"Yeah... what are you planning to say to her when you finally walk over to her table and what would be a great outcome if you succeeded?"

"I dunno... I haven’t given it much thought..."

"Well... you’re going to have to say something... you wouldn’t show up at a client’s door with no idea why you were there would you?"

"No of course not... that’s silly and a waste of both of our time."

"Okay then, what is your objective in meeting this person across the room... is it to sit down and have a conversation with her right now?... is it to possibly get her contact information so you can set up a date in the future?... or is it to propose marriage on the spot?"

With that last comment, Mark finally cracked a broad smile and the tension between his ears suddenly subsided.

At that moment his confidence had returned as he got up and walked to her table.

I watched as he engaged her in some brief conversation, then she reached into her purse and gave him what appeared to be a business card.

They exchanged a few more pleasantries and he then returned to our table, his face wearing a smile from ear to ear.

"So what happened?" I immediately asked.

"Well... I went up to her, smiled and introduced myself, telling her that I noticed that she was eating alone today and asked her if she ate alone often.  She told me that she worked nearby but would enjoy some company in the future.  She then introduced herself as Jennifer and gave me her business card asking me to call her if I was interested in meeting her for lunch."

"That’s it"? I inquired.

"Yep... that was our entire conversation".

"Don’t you feel a bit embarrassed for sitting here for 30 minutes agonizing as to whether or not to go over there and introduce yourself and start a conversation?"

"Yeah... I guess that was stupid of me."

"So you’re going to call her and ask her to lunch... right?"

"Sure... the ice is broken now... now it’ll be easy... plus she seems really nice... I’m glad you talked me into it."

As I drove home that afternoon, I couldn’t help but play the events of that encounter over and over in my head.

How often do we fail to find the courage to do something, even something that has no real consequences or associated risk?  A positive outcome is only available to us if we take action.  In Mark’s case, the only potential downside was if she said "no" and wasn’t interested.

Sometimes the lack of action is due to laziness but more often than not, our inaction is an internal resistance to the possibility of failure.

I suppose this is the very reason that trophies are given to all participants of youth sporting events... as not to potentially bruise the ego and self-esteems of young boys and girls.  But this very act of supposed kindness deprives the kids of learning that failure isn’t the end of the world and life will continue on. 

Many venture capital backed companies often are looking for leaders that have failed previously but who are willing to learn from their failures and move forward despite the inherent risks ahead of them.

Now I can fully understand a real fear of doing something risky or dangerous.  Jumping out of a perfectly good airplane with only a parachute on your back is a really scary proposal... if you fail... then there are some dire consequences...

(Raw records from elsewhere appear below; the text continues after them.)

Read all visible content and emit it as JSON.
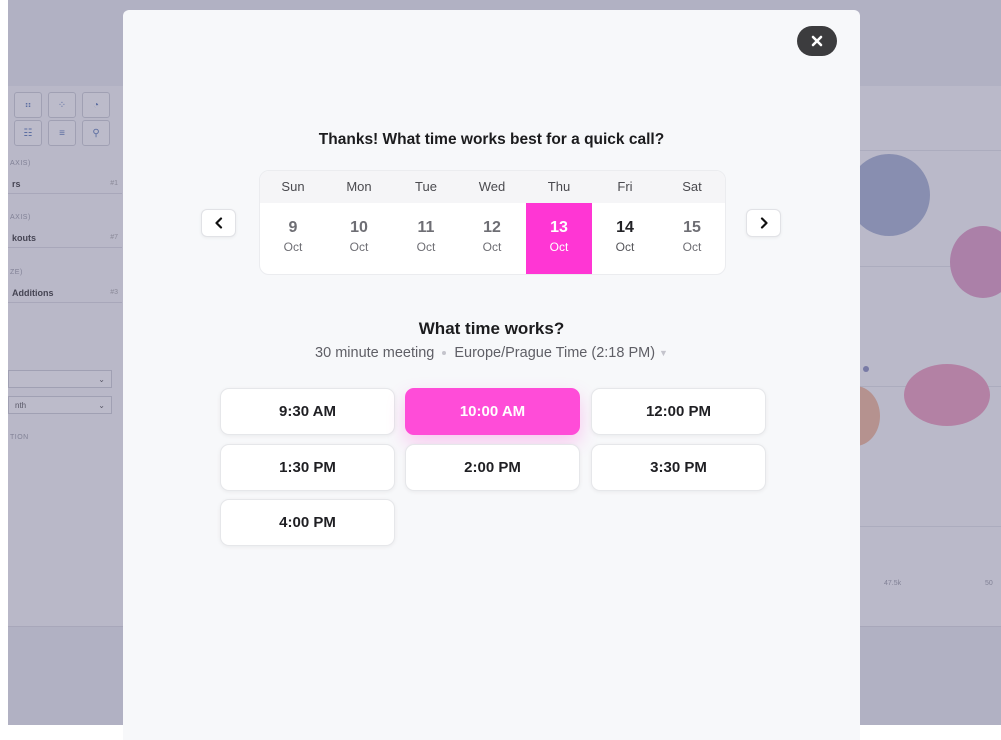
{
  "modal": {
    "close_icon": "close-icon",
    "prompt_title": "Thanks! What time works best for a quick call?",
    "calendar": {
      "prev_icon": "chevron-left-icon",
      "next_icon": "chevron-right-icon",
      "days": [
        {
          "dow": "Sun",
          "day": "9",
          "month": "Oct",
          "state": "unavailable"
        },
        {
          "dow": "Mon",
          "day": "10",
          "month": "Oct",
          "state": "unavailable"
        },
        {
          "dow": "Tue",
          "day": "11",
          "month": "Oct",
          "state": "unavailable"
        },
        {
          "dow": "Wed",
          "day": "12",
          "month": "Oct",
          "state": "unavailable"
        },
        {
          "dow": "Thu",
          "day": "13",
          "month": "Oct",
          "state": "selected"
        },
        {
          "dow": "Fri",
          "day": "14",
          "month": "Oct",
          "state": "available"
        },
        {
          "dow": "Sat",
          "day": "15",
          "month": "Oct",
          "state": "unavailable"
        }
      ]
    },
    "time_title": "What time works?",
    "meeting_length": "30 minute meeting",
    "timezone": "Europe/Prague Time (2:18 PM)",
    "time_slots": [
      "9:30 AM",
      "10:00 AM",
      "12:00 PM",
      "1:30 PM",
      "2:00 PM",
      "3:30 PM",
      "4:00 PM"
    ],
    "selected_slot": "10:00 AM",
    "accent_color": "#ff36d4"
  },
  "background": {
    "sidebar_fields": [
      {
        "label": "rs",
        "hotkey": "#1"
      },
      {
        "label": "kouts",
        "hotkey": "#7"
      },
      {
        "label": "Additions",
        "hotkey": "#3"
      }
    ],
    "sidebar_captions": [
      "AXIS)",
      "AXIS)",
      "ZE)",
      "TION"
    ],
    "select_value": "nth",
    "axis_ticks": [
      "47.5k",
      "50"
    ]
  }
}
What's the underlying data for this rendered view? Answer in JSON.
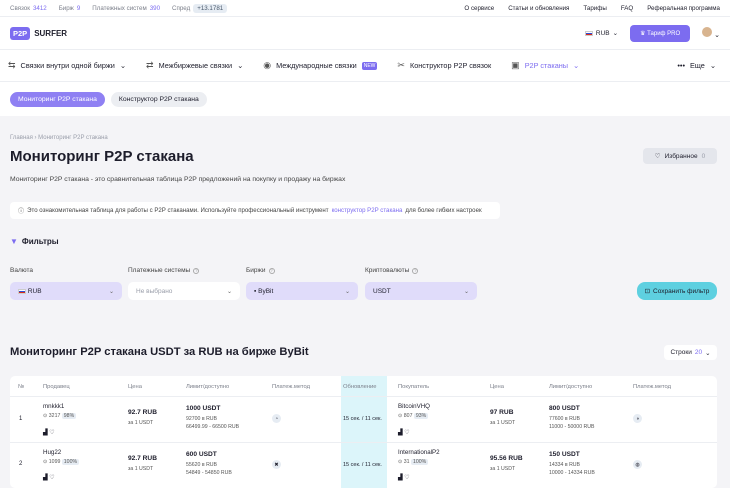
{
  "topbar": {
    "links_label": "Связок",
    "links_count": "3412",
    "exchanges_label": "Бирж",
    "exchanges_count": "9",
    "payment_label": "Платежных систем",
    "payment_count": "390",
    "spread_label": "Спред",
    "spread_value": "+13.1781",
    "nav": [
      "О сервисе",
      "Статьи и обновления",
      "Тарифы",
      "FAQ",
      "Реферальная программа"
    ]
  },
  "header": {
    "logo_mark": "P2P",
    "logo_text": "SURFER",
    "currency": "RUB",
    "pro_button": "Тариф PRO"
  },
  "nav": {
    "items": [
      {
        "label": "Связки внутри одной биржи",
        "icon": "arbitrage-icon"
      },
      {
        "label": "Межбиржевые связки",
        "icon": "cross-exchange-icon"
      },
      {
        "label": "Международные связки",
        "icon": "globe-icon",
        "badge": "NEW"
      },
      {
        "label": "Конструктор P2P связок",
        "icon": "tools-icon"
      },
      {
        "label": "P2P стаканы",
        "icon": "orderbook-icon"
      }
    ],
    "more": "Еще"
  },
  "subnav": {
    "tabs": [
      "Мониторинг P2P стакана",
      "Конструктор P2P стакана"
    ]
  },
  "page": {
    "breadcrumb": "Главная  ›  Мониторинг P2P стакана",
    "title": "Мониторинг P2P стакана",
    "favorites": "Избранное",
    "favorites_count": "0",
    "description": "Мониторинг P2P стакана - это сравнительная таблица P2P предложений на покупку и продажу на биржах",
    "note_before": "Это ознакомительная таблица для работы с P2P стаканами. Используйте профессиональный инструмент",
    "note_link": "конструктор P2P стакана",
    "note_after": "для более гибких настроек"
  },
  "filters": {
    "title": "Фильтры",
    "currency_label": "Валюта",
    "currency_value": "RUB",
    "payment_label": "Платежные системы",
    "payment_placeholder": "Не выбрано",
    "exchange_label": "Биржи",
    "exchange_value": "ByBit",
    "crypto_label": "Криптовалюты",
    "crypto_value": "USDT",
    "save_button": "Сохранить фильтр"
  },
  "table": {
    "title": "Мониторинг P2P стакана USDT за RUB на бирже ByBit",
    "rows_label": "Строки",
    "rows_value": "20",
    "headers": [
      "№",
      "Продавец",
      "Цена",
      "Лимит/доступно",
      "Платеж.метод",
      "Обновление",
      "Покупатель",
      "Цена",
      "Лимит/доступно",
      "Платеж.метод"
    ],
    "rows": [
      {
        "n": "1",
        "seller": "mnkkk1",
        "s_deals": "3217",
        "s_pct": "98%",
        "s_price": "92.7 RUB",
        "s_per": "за 1 USDT",
        "s_amount": "1000 USDT",
        "s_rub": "92700 в RUB",
        "s_limit": "66499.99 - 66500 RUB",
        "upd": "15 сек. / 11 сек.",
        "buyer": "BitcoinVHQ",
        "b_deals": "807",
        "b_pct": "93%",
        "b_price": "97 RUB",
        "b_per": "за 1 USDT",
        "b_amount": "800 USDT",
        "b_rub": "77600 в RUB",
        "b_limit": "11000 - 50000 RUB"
      },
      {
        "n": "2",
        "seller": "Hug22",
        "s_deals": "1099",
        "s_pct": "100%",
        "s_price": "92.7 RUB",
        "s_per": "за 1 USDT",
        "s_amount": "600 USDT",
        "s_rub": "55620 в RUB",
        "s_limit": "54849 - 54850 RUB",
        "upd": "15 сек. / 11 сек.",
        "buyer": "InternationalP2",
        "b_deals": "31",
        "b_pct": "100%",
        "b_price": "95.56 RUB",
        "b_per": "за 1 USDT",
        "b_amount": "150 USDT",
        "b_rub": "14334 в RUB",
        "b_limit": "10000 - 14334 RUB"
      }
    ]
  }
}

The idea here today is that if there is no real penalty to our actions (other than perhaps a bruised ego), what is really holding us back other than ourselves and our irrational fears?

Take the plunge... do something that is a bit scary... something that takes us out of our comfort zone and helps us to grow as a person...

Thank you very much for your support of OptiFuse where we are always willing to try something new...